▶ [Instructions to follow]:
The response should be an exact repetition of all the entries.

App and web page records
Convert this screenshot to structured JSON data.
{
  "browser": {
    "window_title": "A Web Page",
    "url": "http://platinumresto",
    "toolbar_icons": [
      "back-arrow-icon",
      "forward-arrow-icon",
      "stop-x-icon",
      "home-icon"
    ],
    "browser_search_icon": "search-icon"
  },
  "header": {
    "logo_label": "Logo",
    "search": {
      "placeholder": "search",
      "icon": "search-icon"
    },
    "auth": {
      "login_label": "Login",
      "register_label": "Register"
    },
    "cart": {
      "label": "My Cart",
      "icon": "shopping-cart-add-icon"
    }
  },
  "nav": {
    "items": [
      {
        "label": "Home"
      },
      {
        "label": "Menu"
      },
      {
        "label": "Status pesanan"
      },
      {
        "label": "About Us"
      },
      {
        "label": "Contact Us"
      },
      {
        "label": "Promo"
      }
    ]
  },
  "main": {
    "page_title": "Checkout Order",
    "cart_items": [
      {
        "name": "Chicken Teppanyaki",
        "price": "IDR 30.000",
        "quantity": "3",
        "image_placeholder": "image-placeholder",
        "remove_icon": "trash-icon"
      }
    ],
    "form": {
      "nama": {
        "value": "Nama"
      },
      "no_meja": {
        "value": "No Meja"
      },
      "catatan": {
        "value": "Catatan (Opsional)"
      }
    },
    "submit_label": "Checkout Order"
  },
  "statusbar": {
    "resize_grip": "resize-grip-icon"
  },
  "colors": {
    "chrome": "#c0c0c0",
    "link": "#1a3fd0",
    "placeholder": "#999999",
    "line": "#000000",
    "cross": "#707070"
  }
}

▶ [Task output]:
Convert this screenshot to structured JSON data.
{
  "browser": {
    "window_title": "A Web Page",
    "url": "http://platinumresto",
    "toolbar_icons": [
      "back-arrow-icon",
      "forward-arrow-icon",
      "stop-x-icon",
      "home-icon"
    ],
    "browser_search_icon": "search-icon"
  },
  "header": {
    "logo_label": "Logo",
    "search": {
      "placeholder": "search",
      "icon": "search-icon"
    },
    "auth": {
      "login_label": "Login",
      "register_label": "Register"
    },
    "cart": {
      "label": "My Cart",
      "icon": "shopping-cart-add-icon"
    }
  },
  "nav": {
    "items": [
      {
        "label": "Home"
      },
      {
        "label": "Menu"
      },
      {
        "label": "Status pesanan"
      },
      {
        "label": "About Us"
      },
      {
        "label": "Contact Us"
      },
      {
        "label": "Promo"
      }
    ]
  },
  "main": {
    "page_title": "Checkout Order",
    "cart_items": [
      {
        "name": "Chicken Teppanyaki",
        "price": "IDR 30.000",
        "quantity": "3",
        "image_placeholder": "image-placeholder",
        "remove_icon": "trash-icon"
      }
    ],
    "form": {
      "nama": {
        "value": "Nama"
      },
      "no_meja": {
        "value": "No Meja"
      },
      "catatan": {
        "value": "Catatan (Opsional)"
      }
    },
    "submit_label": "Checkout Order"
  },
  "statusbar": {
    "resize_grip": "resize-grip-icon"
  },
  "colors": {
    "chrome": "#c0c0c0",
    "link": "#1a3fd0",
    "placeholder": "#999999",
    "line": "#000000",
    "cross": "#707070"
  }
}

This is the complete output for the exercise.